- _Work request_
Where a line holds the word "data", copy it from the records.

Provided entries: Begin

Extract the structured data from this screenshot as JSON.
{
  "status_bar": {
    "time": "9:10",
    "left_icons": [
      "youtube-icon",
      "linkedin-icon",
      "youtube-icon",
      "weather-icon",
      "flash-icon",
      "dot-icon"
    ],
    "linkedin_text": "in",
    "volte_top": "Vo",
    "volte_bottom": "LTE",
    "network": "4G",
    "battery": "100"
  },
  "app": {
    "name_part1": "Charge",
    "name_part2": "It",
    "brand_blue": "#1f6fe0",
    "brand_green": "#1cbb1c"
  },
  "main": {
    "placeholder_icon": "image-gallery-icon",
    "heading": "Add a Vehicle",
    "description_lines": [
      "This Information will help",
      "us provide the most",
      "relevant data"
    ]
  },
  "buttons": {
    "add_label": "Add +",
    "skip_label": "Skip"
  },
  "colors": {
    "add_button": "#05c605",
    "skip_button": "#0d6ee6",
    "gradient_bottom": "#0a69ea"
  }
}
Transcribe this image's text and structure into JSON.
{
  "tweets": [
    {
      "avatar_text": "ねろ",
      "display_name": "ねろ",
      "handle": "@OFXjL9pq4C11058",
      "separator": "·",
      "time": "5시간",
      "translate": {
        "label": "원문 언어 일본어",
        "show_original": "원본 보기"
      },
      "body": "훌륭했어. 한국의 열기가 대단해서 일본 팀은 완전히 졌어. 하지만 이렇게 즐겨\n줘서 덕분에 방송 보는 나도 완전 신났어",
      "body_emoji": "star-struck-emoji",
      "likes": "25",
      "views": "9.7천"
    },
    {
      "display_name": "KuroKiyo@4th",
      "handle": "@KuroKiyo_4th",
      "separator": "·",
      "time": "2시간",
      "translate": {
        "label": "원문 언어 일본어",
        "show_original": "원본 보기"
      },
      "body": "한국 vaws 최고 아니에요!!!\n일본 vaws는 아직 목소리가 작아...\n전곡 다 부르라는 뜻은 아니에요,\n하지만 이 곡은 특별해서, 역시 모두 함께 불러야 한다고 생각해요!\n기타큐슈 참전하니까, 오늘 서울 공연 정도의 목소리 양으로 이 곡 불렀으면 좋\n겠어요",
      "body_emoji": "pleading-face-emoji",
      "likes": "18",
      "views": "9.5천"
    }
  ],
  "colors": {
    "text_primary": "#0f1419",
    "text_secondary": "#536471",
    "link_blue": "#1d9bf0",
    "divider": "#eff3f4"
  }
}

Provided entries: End

- _Task result_
Extract the structured data from this screenshot as JSON.
      "relevant data"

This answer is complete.